Declining enrollments and increased wages and benefits could force the Gilroy Unified School District to close an elementary school by the 2020-21 school year, according to a recent staff report.
“It’s very scary, frankly,” said Gilroy School Board President Linda Piceno of the possibility of closing an elementary school in Gilroy. “Declining enrollment is new to Gilroy Unified. It’s happening to more than half the districts in the county, but it is unsettling after decades of increasing enrollment in Gilroy to have declining enrollment.”
About 30 miles to the north, Oak Grove School District closed three of its elementary schools before the start of this school year, citing a 15 percent drop in student enrollment. One of the main sources of funding for any school district is average daily attendance, which is based on how many students are at school each day during the school year.
In Gilroy, last year’s enrollment dropped by 250 students, which resulted in over $2 million less in funding for the current school year, according to district staff. That pattern continued into 2018-19 school year, with district staff estimating 160 fewer students this year than the 2017-18 year, resulting in a $1.5 million drop in ADA funds.
“I never thought I would see that in Gilroy (but) it’s a reality we have to deal with,” said Piceno, who has been with the district for three decades prior to joining the board. She ran for re-election in 2018 knowing there would be tough decisions ahead, such as possibly closing a school.
The head-scratcher to many in Gilroy is how there can be declining enrollment with all the new housing being built throughout the city.

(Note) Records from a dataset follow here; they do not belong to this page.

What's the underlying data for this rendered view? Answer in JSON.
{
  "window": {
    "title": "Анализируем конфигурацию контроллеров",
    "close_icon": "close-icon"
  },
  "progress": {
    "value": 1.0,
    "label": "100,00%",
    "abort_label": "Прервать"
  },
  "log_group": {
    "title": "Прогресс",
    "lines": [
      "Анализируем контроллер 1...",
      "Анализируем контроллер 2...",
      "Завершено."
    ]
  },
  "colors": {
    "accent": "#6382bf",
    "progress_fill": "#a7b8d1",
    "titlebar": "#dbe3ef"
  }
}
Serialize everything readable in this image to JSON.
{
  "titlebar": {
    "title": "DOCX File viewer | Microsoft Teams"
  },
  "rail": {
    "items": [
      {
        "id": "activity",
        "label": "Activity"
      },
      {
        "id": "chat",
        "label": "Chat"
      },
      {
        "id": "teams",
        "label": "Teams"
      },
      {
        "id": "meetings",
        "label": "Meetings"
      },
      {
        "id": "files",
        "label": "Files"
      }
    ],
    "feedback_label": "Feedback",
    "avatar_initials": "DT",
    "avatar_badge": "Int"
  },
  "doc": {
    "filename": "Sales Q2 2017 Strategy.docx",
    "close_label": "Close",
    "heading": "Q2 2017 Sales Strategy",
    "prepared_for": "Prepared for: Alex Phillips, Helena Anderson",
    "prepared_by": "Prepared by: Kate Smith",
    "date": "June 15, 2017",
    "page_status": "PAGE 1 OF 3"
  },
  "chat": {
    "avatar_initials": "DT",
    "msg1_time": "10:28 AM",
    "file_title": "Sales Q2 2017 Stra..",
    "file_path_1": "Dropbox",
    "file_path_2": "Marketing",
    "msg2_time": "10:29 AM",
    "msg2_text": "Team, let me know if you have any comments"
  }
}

Piceno said families with school-age children simply can’t afford to buy houses in Gilroy anymore with the median home price now over $800,000.
“We’re not getting families in,” said Piceno, who said the area’s low birth rate is another factor. “It’s down by about 15 to 20 percent and has been. So clearly people who are moving in are not having babies and additionally do not have them when they come in.”
Piceno added that an increase in a school district’s contribution to employee retirement benefits (soon to be up to 18-20 percent) is another key factor that has forced cuts in other areas.
In June 2018, GUSD staff proposed almost $1 million in cuts for the 2018-19 school year. Now they are recommending a $4 million budget reduction over the next two years.
Earlier this month, the board “provided direction to staff to establish a Superintendent’s Advisory Committee, tasked with analyzing the possibility of an elementary school closure,” according to the Oct. 18 agenda.
“While the funding loss of $3.7 million is equivalent to the funding necessary to support an entire elementary campus, it is important to distinguish the savings that may be generated from a school closure will be substantially less; as the savings are primarily limited to the non-instructional staff at the school,” according to staff.
The deepest cut on the preliminary list of potential budget cuts for 2019-20 school year is $1.2 million in full-time employee reductions. That’s followed by about $271,000 to leave two new IT positions unfilled; $250,000 in summer school reductions; a $250,000 reduction in funding for textbook adoption; and $246,192 by cutting two Teachers of Special Assignment positions.
The target number in total cutbacks for 2019-20 is $3,379,501, according to the staff report.
“This is our reality at this point, and we have to be creative. We also have to be pragmatic and we need to look at everything,” Piceno said. “As I stated at the board meeting, every program, every position is somebody’s sacred cow. Everybody is fine until their cow gets gored.”
The board took no action on the proposed cuts at its Oct. 18 meeting.
“This level of reduction is necessary to address the erosion of revenue, and address the increase in employee’s total compensation through 2020-21,” according to staff. “Putting it simply, revenues are declining while expenditures are rising. Ongoing cuts are necessary to maintain fiscal stability.”
Coincidentally, at that same meeting, the board ratified separate pay raises for its executive cabinet (superintendent and two assistant supes) and classified staff to align them with the increases negotiated by the Gilroy Teachers Association in their latest contract (see related story).
“We’re the largest employer in Gilroy and we take our position as employers very, very seriously. Of course we want to hire the best and keep the best and have a good work environment for all of our employees,” Piceno said. “We’ve also got big decisions to make in the budget and we’ve got to start moving on that.”
The only item detailed on the potential cut list for 2020-21 was the school closure, which Piceno said would be an elementary school yet to be determined. Until earlier this year, the district was moving forward with plans to build a new elementary school, but postponed that project after reviewing its enrollment numbers over the last two years and projections for future years. Instead, the district decided to re-allocate those bond funds to modernize Brownell and South Valley middle schools.
“We’re not exactly getting huge amounts from Sacramento,” said Piceno, adding that California has one of the lowest per-pupil spending ratio in the nation despite having the fifth largest economy. “And we expect a first class education for our kids with that kind of spending from Sacramento.”
The board and district staff will meet with a demographer in the next few months for an enrollment update, according to Piceno.